Figure 1. My model of the design project ecosystem and stakeholder engagement
My synthesized qualitative research underwent the iterations of experimenting, analysis and writing. The framework developed gradually, influencing later cases. The main characteristics of the adopted methods include:
- participatory nature,
- interdisciplinary collaboration,
- attention to the artefacts and interactions,
- and transformation through explorative action.
Learning outcome: boundary design process model
By examining the empirical cases and the existing literature on the design process and artefacts, I developed a practical framework for introducing a visual aspect to the communication of designers with colleagues and stakeholders early in the process. The suggested framework is not an action guide, but an attempt to consolidate my own practice and to model a dynamic shaping of products through interaction.
Figure 2. My boundary design process model inspired by this research
The visual “blocks” that are used to build new products constantly evolve as the business matures. Therefore, existing design assets contain encrypted knowledge that can be extracted through interventions. After the shared understanding is reached, assets become a boundary object that is used for constructing new artefacts.
The design process is commonly seen as lapses of divergent and convergent thinking. Figure 2 illustrates the phasing of the iterative exploration in reference to the reducing project ambiguity.
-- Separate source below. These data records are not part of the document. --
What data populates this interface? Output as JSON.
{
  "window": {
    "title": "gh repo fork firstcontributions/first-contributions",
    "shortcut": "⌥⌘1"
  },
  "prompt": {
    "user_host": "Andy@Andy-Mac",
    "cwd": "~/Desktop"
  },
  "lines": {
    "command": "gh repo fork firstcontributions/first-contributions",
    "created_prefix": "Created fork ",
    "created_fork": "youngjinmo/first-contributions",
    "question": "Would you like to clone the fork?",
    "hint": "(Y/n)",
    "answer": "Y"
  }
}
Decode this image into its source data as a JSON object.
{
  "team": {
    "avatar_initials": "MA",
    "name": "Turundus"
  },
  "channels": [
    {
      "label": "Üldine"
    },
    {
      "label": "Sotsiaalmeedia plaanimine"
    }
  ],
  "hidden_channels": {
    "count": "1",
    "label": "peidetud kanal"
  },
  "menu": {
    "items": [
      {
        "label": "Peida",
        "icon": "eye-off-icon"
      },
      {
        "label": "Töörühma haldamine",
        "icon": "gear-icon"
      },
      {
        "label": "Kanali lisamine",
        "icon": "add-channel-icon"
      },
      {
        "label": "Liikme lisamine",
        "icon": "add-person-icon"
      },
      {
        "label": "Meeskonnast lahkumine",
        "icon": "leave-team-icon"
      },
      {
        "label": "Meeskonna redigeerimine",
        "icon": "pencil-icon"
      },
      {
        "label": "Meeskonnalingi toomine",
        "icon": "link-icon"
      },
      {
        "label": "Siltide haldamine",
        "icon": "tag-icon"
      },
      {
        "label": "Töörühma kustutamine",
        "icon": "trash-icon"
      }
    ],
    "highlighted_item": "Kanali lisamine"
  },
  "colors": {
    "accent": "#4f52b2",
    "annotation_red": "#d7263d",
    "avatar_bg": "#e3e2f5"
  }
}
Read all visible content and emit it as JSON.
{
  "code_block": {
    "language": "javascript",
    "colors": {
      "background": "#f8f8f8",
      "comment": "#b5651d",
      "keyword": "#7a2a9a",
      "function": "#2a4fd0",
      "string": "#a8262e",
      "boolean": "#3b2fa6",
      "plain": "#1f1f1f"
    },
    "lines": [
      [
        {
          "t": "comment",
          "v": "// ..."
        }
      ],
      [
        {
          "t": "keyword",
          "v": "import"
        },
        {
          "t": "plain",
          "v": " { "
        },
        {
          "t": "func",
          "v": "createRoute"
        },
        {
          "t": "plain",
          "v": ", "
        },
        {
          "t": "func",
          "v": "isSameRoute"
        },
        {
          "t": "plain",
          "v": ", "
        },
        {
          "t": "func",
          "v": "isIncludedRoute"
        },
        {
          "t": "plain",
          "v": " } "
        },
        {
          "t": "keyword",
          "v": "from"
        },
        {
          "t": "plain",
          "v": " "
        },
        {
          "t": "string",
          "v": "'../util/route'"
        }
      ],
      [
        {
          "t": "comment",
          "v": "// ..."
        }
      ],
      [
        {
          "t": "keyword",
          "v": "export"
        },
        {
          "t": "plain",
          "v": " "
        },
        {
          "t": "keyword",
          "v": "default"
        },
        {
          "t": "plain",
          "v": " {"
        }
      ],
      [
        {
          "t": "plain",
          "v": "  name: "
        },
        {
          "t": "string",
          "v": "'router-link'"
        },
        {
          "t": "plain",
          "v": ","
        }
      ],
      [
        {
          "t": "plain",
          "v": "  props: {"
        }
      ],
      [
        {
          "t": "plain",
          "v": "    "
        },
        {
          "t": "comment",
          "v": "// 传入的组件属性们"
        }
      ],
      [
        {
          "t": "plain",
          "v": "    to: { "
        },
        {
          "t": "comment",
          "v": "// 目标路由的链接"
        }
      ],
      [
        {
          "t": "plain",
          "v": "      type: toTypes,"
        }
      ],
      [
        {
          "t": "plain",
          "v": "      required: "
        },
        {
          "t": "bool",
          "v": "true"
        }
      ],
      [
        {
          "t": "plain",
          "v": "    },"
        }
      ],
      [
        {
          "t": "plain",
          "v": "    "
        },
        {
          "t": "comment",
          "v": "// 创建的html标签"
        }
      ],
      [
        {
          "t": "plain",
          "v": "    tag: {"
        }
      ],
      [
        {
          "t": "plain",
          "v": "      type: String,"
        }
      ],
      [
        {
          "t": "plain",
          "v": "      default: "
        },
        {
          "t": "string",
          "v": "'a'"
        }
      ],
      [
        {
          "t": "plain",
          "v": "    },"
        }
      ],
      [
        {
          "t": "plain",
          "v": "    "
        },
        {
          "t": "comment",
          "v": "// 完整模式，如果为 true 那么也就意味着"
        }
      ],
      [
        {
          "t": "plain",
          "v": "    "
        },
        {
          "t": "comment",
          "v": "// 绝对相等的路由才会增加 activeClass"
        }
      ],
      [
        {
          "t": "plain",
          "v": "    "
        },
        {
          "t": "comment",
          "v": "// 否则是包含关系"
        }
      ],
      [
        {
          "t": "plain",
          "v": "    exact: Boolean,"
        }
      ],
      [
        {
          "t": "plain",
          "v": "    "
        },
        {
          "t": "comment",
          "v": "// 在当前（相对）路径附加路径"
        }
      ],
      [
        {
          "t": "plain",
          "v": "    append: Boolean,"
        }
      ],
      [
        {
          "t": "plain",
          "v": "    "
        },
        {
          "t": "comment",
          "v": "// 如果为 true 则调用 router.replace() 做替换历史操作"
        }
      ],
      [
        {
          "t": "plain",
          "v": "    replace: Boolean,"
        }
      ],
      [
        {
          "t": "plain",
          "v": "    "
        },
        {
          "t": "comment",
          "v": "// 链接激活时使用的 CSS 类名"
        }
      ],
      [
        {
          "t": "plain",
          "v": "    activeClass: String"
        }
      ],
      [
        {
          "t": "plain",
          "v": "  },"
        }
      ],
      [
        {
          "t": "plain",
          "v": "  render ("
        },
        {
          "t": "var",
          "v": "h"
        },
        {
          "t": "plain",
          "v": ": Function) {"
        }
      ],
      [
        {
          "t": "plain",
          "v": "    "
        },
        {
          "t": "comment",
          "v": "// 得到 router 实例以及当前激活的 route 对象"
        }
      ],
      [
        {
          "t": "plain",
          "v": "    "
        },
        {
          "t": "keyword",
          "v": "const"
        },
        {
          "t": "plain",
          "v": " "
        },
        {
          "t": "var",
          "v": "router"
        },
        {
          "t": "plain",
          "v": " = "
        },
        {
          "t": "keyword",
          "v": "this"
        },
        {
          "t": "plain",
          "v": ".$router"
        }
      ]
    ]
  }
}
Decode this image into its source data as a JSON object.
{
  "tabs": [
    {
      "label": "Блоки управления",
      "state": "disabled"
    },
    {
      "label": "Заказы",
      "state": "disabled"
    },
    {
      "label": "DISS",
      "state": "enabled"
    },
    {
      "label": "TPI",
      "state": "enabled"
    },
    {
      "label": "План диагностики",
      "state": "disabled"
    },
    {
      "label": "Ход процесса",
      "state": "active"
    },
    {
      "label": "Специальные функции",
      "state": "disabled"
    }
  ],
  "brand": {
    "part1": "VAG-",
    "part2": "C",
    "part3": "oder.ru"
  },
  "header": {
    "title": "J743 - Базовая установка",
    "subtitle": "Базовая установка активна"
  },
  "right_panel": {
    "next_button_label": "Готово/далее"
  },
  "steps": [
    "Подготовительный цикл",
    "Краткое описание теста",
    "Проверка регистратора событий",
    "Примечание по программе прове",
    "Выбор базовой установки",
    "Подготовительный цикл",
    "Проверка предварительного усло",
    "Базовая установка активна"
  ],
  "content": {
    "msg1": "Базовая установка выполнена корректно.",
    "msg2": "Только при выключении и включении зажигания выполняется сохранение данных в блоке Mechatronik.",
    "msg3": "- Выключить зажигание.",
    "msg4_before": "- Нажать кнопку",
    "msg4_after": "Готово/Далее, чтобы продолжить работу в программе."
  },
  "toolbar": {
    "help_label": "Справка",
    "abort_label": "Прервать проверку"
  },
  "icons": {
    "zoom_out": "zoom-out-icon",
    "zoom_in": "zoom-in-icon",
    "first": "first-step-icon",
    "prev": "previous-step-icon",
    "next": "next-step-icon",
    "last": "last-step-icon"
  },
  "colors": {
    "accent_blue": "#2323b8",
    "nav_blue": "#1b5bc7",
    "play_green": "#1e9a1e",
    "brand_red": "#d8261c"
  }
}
My study concludes that introducing a visual aspect in the early stages of product development leads to efficient cross-functional collaboration.
A new role for the designer is to set the stage and make it possible to develop a common design language game. Co-creative activities help to mitigate the power struggle in the team, and boundary objects create a common perspective by bringing multiple points of view together.
Maximizing the efficiency of interdisciplinary collaboration is the ultimate aim of this study and the Media Management programme. This research opens up the concept of boundary objects to the digital media context (the prior literature typically covers more mature industries). The developed framework can be considered for managing various media projects.
As the study progressed, I grew from trusting my creative vision towards making use of the stakeholders’ situated knowledge. I plan to continue developing and scaling this process model for improving inclusion in practices of my organization.
Björklund, T., Laakso, M., Kirjavainen, S., Ekman, K. 2017 Passion-based co-creation, Helsinki: Aalto University, 251 pages.
Koskinen, I. K. 2011, Design research through practice: From the lab, field, and showroom, Waltham, Mass.: Morgan Kaufmann, 204 pages.
Lawson, B., 2004, What designers know, Boston, MA: Elsevier Ltd., 127 pages.
Lee, J. 2012, Against method: The portability of method in human-centered design, Helsinki: Aalto University, 224 pages.
Pikas, E., 2019, Causality and Interpretation: Integrating the Technical and Social Aspects of Design. Helsinki: Aalto University, 281 pages.
Poggenpohl, S. & Sato, K., 2009, Design Integrations: Research and Collaboration, Chicago: Intellect, the University of Chicago Press cop., 314 pages.
Star, S. & Griesemer, J., 1989, Institutional ecology, ‘translations’ and boundary objects: amateurs and professionals in Berkeley’s Museum of Vertebrate Zoology, 1907-39: Social Studies of Science, Vol. 19, No. 3, pp. 387–420.
Zuzul, T. W., 2019, “Matter Battles”: Cognitive Representations, Boundary Objects, and the Failure of Collaboration in Two Smart Cities. Academy of Management Journal 2019, Vol. 62, No. 3, pp. 739–764.
The full thesis may be downloaded from Theseus.fi (External link)from January 2020.
Are you looking for tools to manage the rapidly changing media industry? Or do you find yourself in the media industry struggling to see the bigger picture? Learn more about our MA in Media Management here: https://www.arcada.fi/en/master/media-management (External link)